[[ Exercise data open ]]
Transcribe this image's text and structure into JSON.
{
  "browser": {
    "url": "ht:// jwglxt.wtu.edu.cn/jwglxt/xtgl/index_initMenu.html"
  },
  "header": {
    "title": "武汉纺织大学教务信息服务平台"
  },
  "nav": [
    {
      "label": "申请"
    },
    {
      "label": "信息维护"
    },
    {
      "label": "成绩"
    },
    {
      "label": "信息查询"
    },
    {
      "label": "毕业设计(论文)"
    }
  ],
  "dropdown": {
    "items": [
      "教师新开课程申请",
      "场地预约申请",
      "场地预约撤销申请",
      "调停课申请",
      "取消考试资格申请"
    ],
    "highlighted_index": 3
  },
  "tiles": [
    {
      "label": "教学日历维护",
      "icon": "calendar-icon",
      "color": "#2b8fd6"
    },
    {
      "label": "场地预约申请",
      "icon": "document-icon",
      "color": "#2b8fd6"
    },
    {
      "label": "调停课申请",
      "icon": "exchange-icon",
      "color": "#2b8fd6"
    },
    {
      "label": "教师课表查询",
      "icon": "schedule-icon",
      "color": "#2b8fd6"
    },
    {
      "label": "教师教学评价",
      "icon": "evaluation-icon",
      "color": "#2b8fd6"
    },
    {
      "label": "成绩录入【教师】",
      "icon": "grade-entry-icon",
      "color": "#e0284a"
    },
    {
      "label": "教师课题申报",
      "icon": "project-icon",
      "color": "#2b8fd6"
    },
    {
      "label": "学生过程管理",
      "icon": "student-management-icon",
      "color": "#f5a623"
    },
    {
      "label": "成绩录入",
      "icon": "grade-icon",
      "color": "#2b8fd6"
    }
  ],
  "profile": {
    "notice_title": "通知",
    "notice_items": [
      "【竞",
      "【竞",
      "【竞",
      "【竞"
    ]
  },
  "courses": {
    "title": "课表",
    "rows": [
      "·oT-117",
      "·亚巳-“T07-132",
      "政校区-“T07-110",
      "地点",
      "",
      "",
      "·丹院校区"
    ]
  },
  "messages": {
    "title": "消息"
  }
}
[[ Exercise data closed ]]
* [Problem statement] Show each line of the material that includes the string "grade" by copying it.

* [Problem solution]
      "icon": "grade-entry-icon",
      "icon": "grade-icon",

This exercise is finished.